What you will do:
All lines from the entries below that contain the string "JSON" should be copied out.

Record extracts:

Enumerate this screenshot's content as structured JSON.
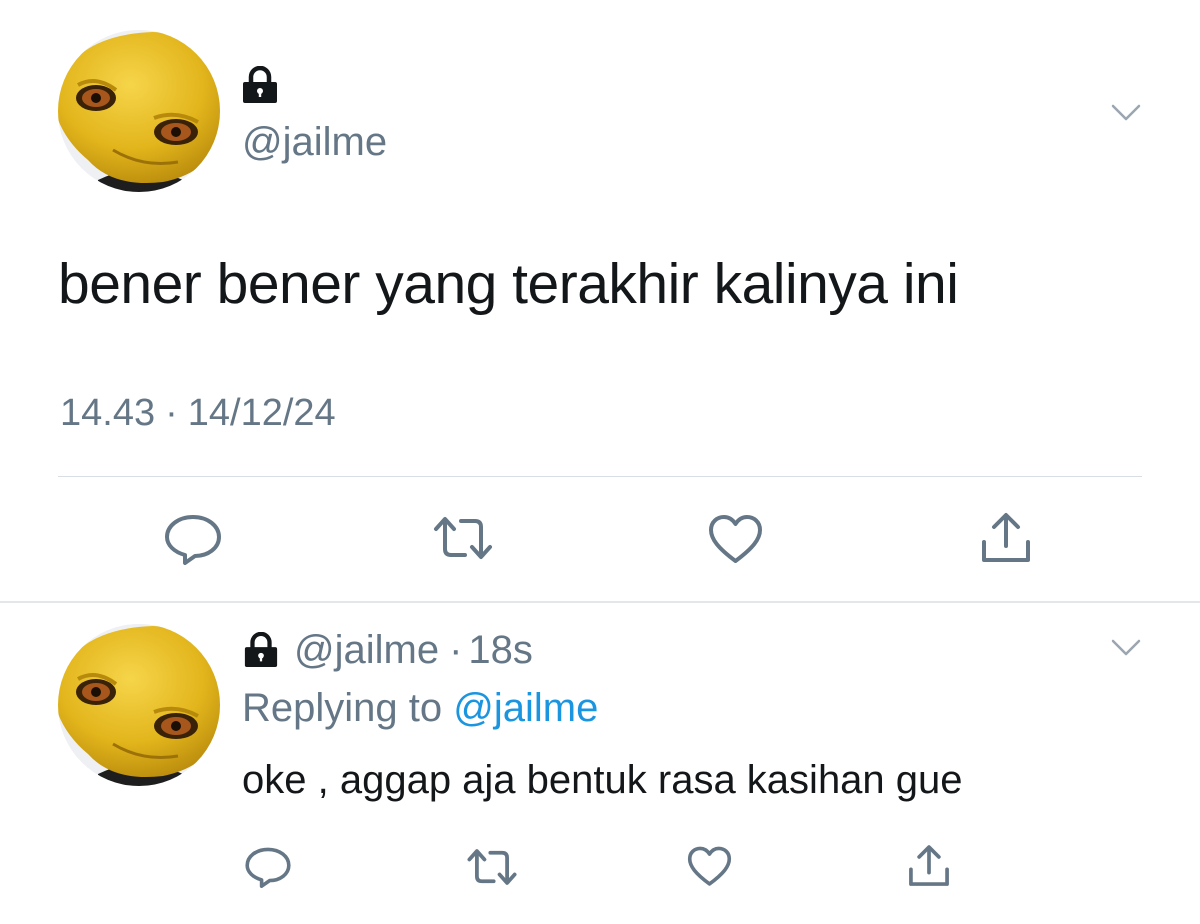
{
  "main_tweet": {
    "locked": true,
    "handle": "@jailme",
    "text": "bener bener yang terakhir kalinya ini",
    "time": "14.43",
    "separator": "·",
    "date": "14/12/24"
  },
  "reply_tweet": {
    "locked": true,
    "handle": "@jailme",
    "separator": "·",
    "age": "18s",
    "replying_prefix": "Replying to",
    "replying_to": "@jailme",
    "text": "oke , aggap aja bentuk rasa kasihan gue"
  },
  "icons": {
    "reply": "comment-bubble-icon",
    "retweet": "retweet-icon",
    "like": "heart-icon",
    "share": "share-icon",
    "lock": "lock-icon",
    "menu": "chevron-down-icon"
  },
  "colors": {
    "text_primary": "#14171a",
    "text_secondary": "#657786",
    "link": "#1b95e0",
    "icon": "#657786",
    "divider": "#e3e7ea"
  }
}
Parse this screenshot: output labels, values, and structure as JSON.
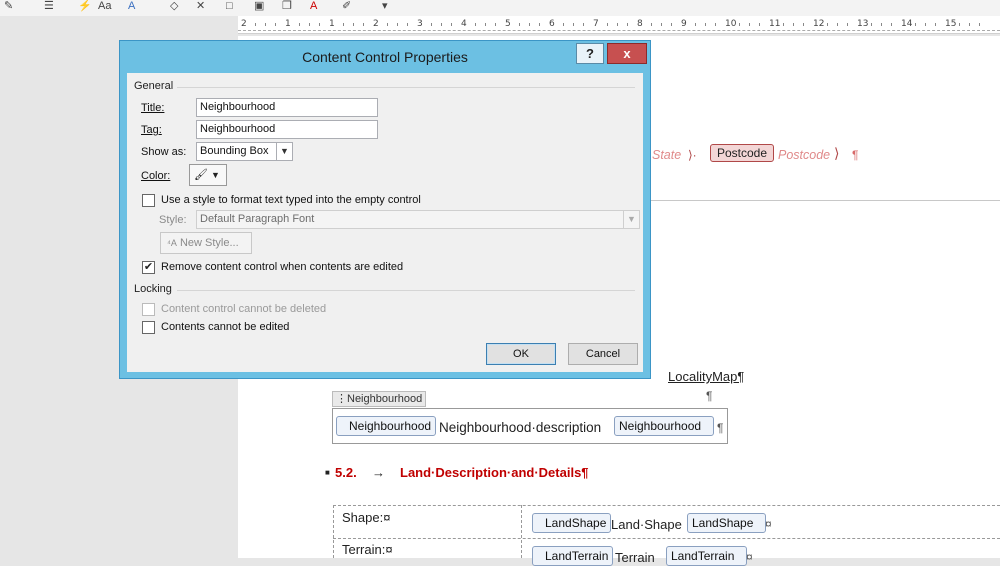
{
  "dialog": {
    "title": "Content Control Properties",
    "help_label": "?",
    "close_label": "x",
    "general_label": "General",
    "title_label": "Title:",
    "title_value": "Neighbourhood",
    "tag_label": "Tag:",
    "tag_value": "Neighbourhood",
    "show_as_label": "Show as:",
    "show_as_value": "Bounding Box",
    "color_label": "Color:",
    "use_style_label": "Use a style to format text typed into the empty control",
    "style_label": "Style:",
    "style_value": "Default Paragraph Font",
    "new_style_label": "New Style...",
    "remove_cc_label": "Remove content control when contents are edited",
    "locking_label": "Locking",
    "cannot_delete_label": "Content control cannot be deleted",
    "cannot_edit_label": "Contents cannot be edited",
    "ok_label": "OK",
    "cancel_label": "Cancel",
    "use_style_checked": false,
    "remove_cc_checked": true,
    "cannot_delete_checked": false,
    "cannot_edit_checked": false
  },
  "ruler": {
    "numbers": [
      "2",
      "1",
      "1",
      "2",
      "3",
      "4",
      "5",
      "6",
      "7",
      "8",
      "9",
      "10",
      "11",
      "12",
      "13",
      "14",
      "15"
    ]
  },
  "document": {
    "state_placeholder": "State",
    "postcode_tag": "Postcode",
    "postcode_placeholder": "Postcode",
    "pilcrow": "¶",
    "locality_map": "LocalityMap¶",
    "cc_title_label": "Neighbourhood",
    "cc_start_tag": "Neighbourhood",
    "cc_content": "Neighbourhood·description",
    "cc_end_tag": "Neighbourhood",
    "section_number": "5.2.",
    "section_arrow": "→",
    "section_title": "Land·Description·and·Details¶",
    "shape_label": "Shape:¤",
    "landshape_start": "LandShape",
    "landshape_content": "Land·Shape",
    "landshape_end": "LandShape",
    "cell_end": "¤",
    "terrain_label": "Terrain:¤",
    "landterrain_start": "LandTerrain",
    "landterrain_content": "Terrain",
    "landterrain_end": "LandTerrain"
  },
  "colors": {
    "dialog_frame": "#6cc0e3",
    "close_button": "#c75050",
    "heading_red": "#c00000"
  }
}
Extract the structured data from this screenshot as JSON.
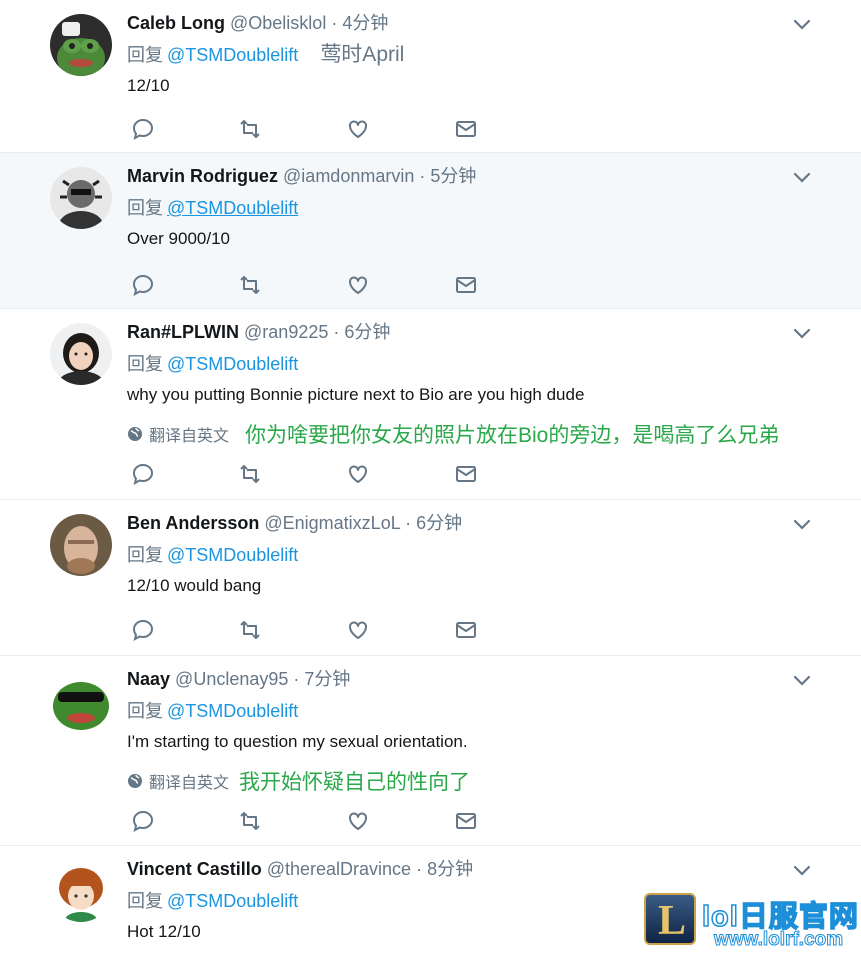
{
  "reply_label": "回复",
  "translate_label": "翻译自英文",
  "tweets": [
    {
      "name": "Caleb Long",
      "handle": "@Obelisklol",
      "dot": "·",
      "time": "4分钟",
      "mention": "@TSMDoublelift",
      "note": "莺时April",
      "text": "12/10",
      "translation": ""
    },
    {
      "name": "Marvin Rodriguez",
      "handle": "@iamdonmarvin",
      "dot": "·",
      "time": "5分钟",
      "mention": "@TSMDoublelift",
      "note": "",
      "text": "Over 9000/10",
      "translation": ""
    },
    {
      "name": "Ran#LPLWIN",
      "handle": "@ran9225",
      "dot": "·",
      "time": "6分钟",
      "mention": "@TSMDoublelift",
      "note": "",
      "text": "why you putting Bonnie picture next to Bio are you high dude",
      "translation": "你为啥要把你女友的照片放在Bio的旁边，是喝高了么兄弟"
    },
    {
      "name": "Ben Andersson",
      "handle": "@EnigmatixzLoL",
      "dot": "·",
      "time": "6分钟",
      "mention": "@TSMDoublelift",
      "note": "",
      "text": "12/10 would bang",
      "translation": ""
    },
    {
      "name": "Naay",
      "handle": "@Unclenay95",
      "dot": "·",
      "time": "7分钟",
      "mention": "@TSMDoublelift",
      "note": "",
      "text": "I'm starting to question my sexual orientation.",
      "translation": "我开始怀疑自己的性向了"
    },
    {
      "name": "Vincent Castillo",
      "handle": "@therealDravince",
      "dot": "·",
      "time": "8分钟",
      "mention": "@TSMDoublelift",
      "note": "",
      "text": "Hot 12/10",
      "translation": ""
    }
  ],
  "watermark": {
    "letter": "L",
    "title": "lol日服官网",
    "url": "www.lolrf.com"
  }
}
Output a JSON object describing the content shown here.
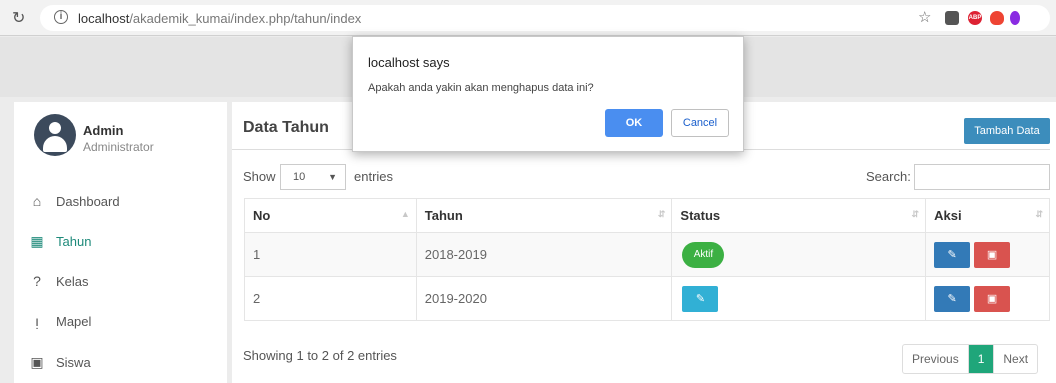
{
  "browser": {
    "url_host": "localhost",
    "url_path": "/akademik_kumai/index.php/tahun/index"
  },
  "user": {
    "name": "Admin",
    "role": "Administrator"
  },
  "sidebar": {
    "items": [
      {
        "label": "Dashboard",
        "icon": "home-icon"
      },
      {
        "label": "Tahun",
        "icon": "calendar-icon",
        "active": true
      },
      {
        "label": "Kelas",
        "icon": "question-icon"
      },
      {
        "label": "Mapel",
        "icon": "info-icon"
      },
      {
        "label": "Siswa",
        "icon": "id-card-icon"
      }
    ]
  },
  "main": {
    "title": "Data Tahun",
    "add_button": "Tambah Data",
    "show_label": "Show",
    "entries_value": "10",
    "entries_label": "entries",
    "search_label": "Search:",
    "columns": [
      "No",
      "Tahun",
      "Status",
      "Aksi"
    ],
    "rows": [
      {
        "no": "1",
        "tahun": "2018-2019",
        "status": "Aktif"
      },
      {
        "no": "2",
        "tahun": "2019-2020",
        "status": ""
      }
    ],
    "showing": "Showing 1 to 2 of 2 entries",
    "pager": {
      "prev": "Previous",
      "current": "1",
      "next": "Next"
    }
  },
  "dialog": {
    "title": "localhost says",
    "message": "Apakah anda yakin akan menghapus data ini?",
    "ok": "OK",
    "cancel": "Cancel"
  },
  "colors": {
    "accent": "#1e8a7a",
    "primary_button": "#3c8dbc",
    "active_badge": "#3cb043",
    "delete_button": "#d9534f",
    "dialog_ok": "#4a8ef0"
  }
}
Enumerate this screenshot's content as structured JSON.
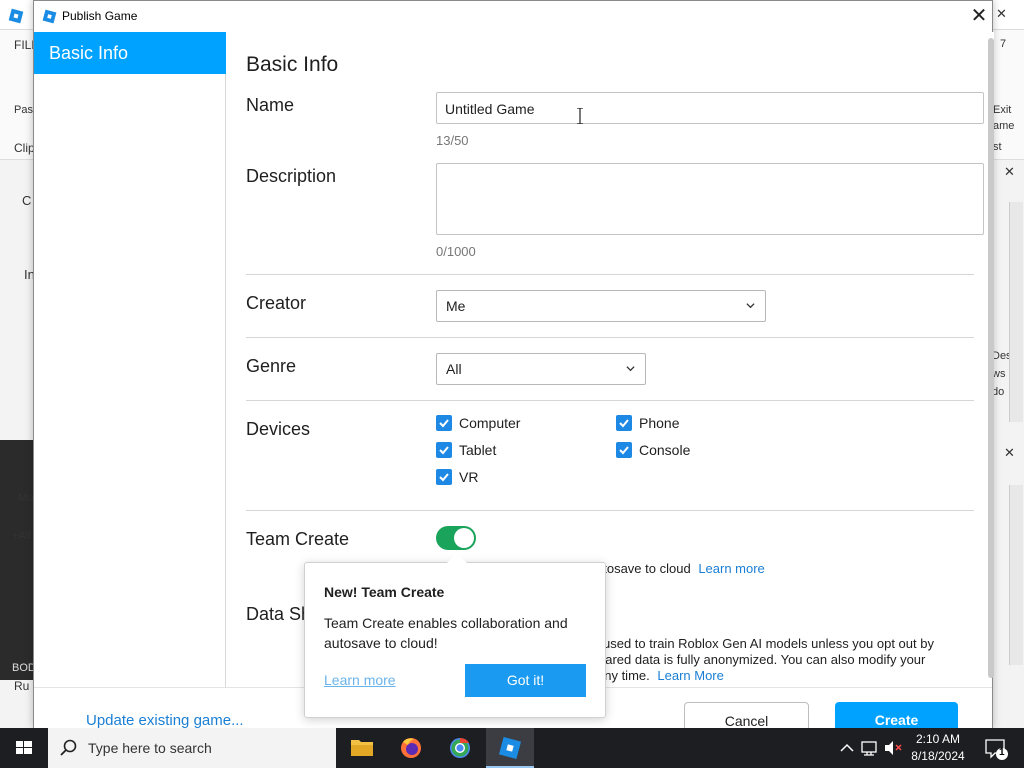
{
  "background": {
    "file_menu": "FILE",
    "paste": "Pas",
    "clipboard": "Clip",
    "exit_game_1": "Exit",
    "exit_game_2": "ame",
    "tab_c": "C",
    "side_i": "In",
    "model_m": "Mo",
    "all": "+All",
    "run": "Ru",
    "right_des": "Des",
    "right_vs": "ws 7",
    "right_do": "do",
    "st": "st",
    "seven": "7",
    "bod": "BOD"
  },
  "dialog": {
    "title": "Publish Game",
    "sidebar": {
      "items": [
        {
          "label": "Basic Info"
        }
      ]
    },
    "heading": "Basic Info",
    "name": {
      "label": "Name",
      "value": "Untitled Game",
      "counter": "13/50"
    },
    "description": {
      "label": "Description",
      "value": "",
      "counter": "0/1000"
    },
    "creator": {
      "label": "Creator",
      "value": "Me"
    },
    "genre": {
      "label": "Genre",
      "value": "All"
    },
    "devices": {
      "label": "Devices",
      "options": [
        {
          "label": "Computer",
          "checked": true
        },
        {
          "label": "Phone",
          "checked": true
        },
        {
          "label": "Tablet",
          "checked": true
        },
        {
          "label": "Console",
          "checked": true
        },
        {
          "label": "VR",
          "checked": true
        }
      ]
    },
    "team_create": {
      "label": "Team Create",
      "enabled": true,
      "desc_tail": "utosave to cloud",
      "learn_more": "Learn more"
    },
    "data_sharing": {
      "label_partial": "Data Sh",
      "line1": "used to train Roblox Gen AI models unless you opt out by",
      "line2": "hared data is fully anonymized. You can also modify your",
      "line3": "any time.",
      "learn_more": "Learn More"
    },
    "footer": {
      "update_link": "Update existing game...",
      "cancel": "Cancel",
      "create": "Create"
    }
  },
  "popup": {
    "title": "New! Team Create",
    "body": "Team Create enables collaboration and autosave to cloud!",
    "learn_more": "Learn more",
    "got_it": "Got it!"
  },
  "taskbar": {
    "search_placeholder": "Type here to search",
    "time": "2:10 AM",
    "date": "8/18/2024",
    "notification_count": "1"
  },
  "colors": {
    "accent": "#00a2ff",
    "toggle_on": "#1aa35a",
    "checkbox": "#1e88e5",
    "link": "#1a7fd4"
  }
}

Answer for the task:
Enumerate this screenshot's content as structured JSON.
Parse this screenshot: output labels, values, and structure as JSON.
Extract the structured data from this screenshot as JSON.
Output a JSON object describing the content shown here.
Enumerate this screenshot's content as structured JSON.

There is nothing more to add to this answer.